H.E. Zbigniew Rau outlined that there are expectations of the European Union. Firstly, that there is a political structure with strong European institutions, which are helping pursue the interests of its member states. Secondly, a community of cooperation, a mutual understanding based on the principle of equality, subsidiarity, and proportionality.

The four foreign ministers discussed the future of the EU after the pandemic and the lessons learned from it. H.E. Péter Szijjártó claimed that the EU made both positive and negative decisions in tackling the crisis. He believes that the EU was slow in the procurement of vaccines. He added that the institutions are able to lead integration in peaceful circumstances, but leaders are also needed in a crisis. H.E. Ivan Korčok mentions the need to identify what kind of competence should the EU have in terms of health. H.E. Jakub Kulhánek further discussed the need to prepare for any future pandemic as well as the reflection on how and why the EU was so unequipped to address a health crisis of this magnitude. The ministers agreed that the pandemic has been a wake-up call for the European Union. H.E. Zbigniew Rau adds that the pandemic has been a traumatic experience, but there are lessons that can be learned from it.

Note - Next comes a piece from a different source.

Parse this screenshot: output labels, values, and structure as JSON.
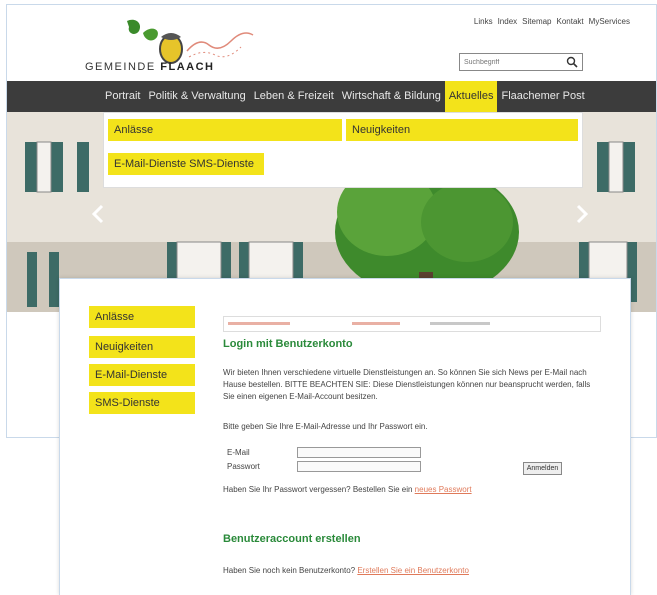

The panellists also delved into the debate around the upcoming conference on the future of Europe. H.E. Zbigniew Rau pointed out the need to look at Europe from the perspective of its citizens, not its politicians. He added that a clearer division of competencies between member states is also of great importance. H.E. Jakub Kulhánek praised the idea of the conference but believes practical change can occur only when awareness of it is raised also among the citizens.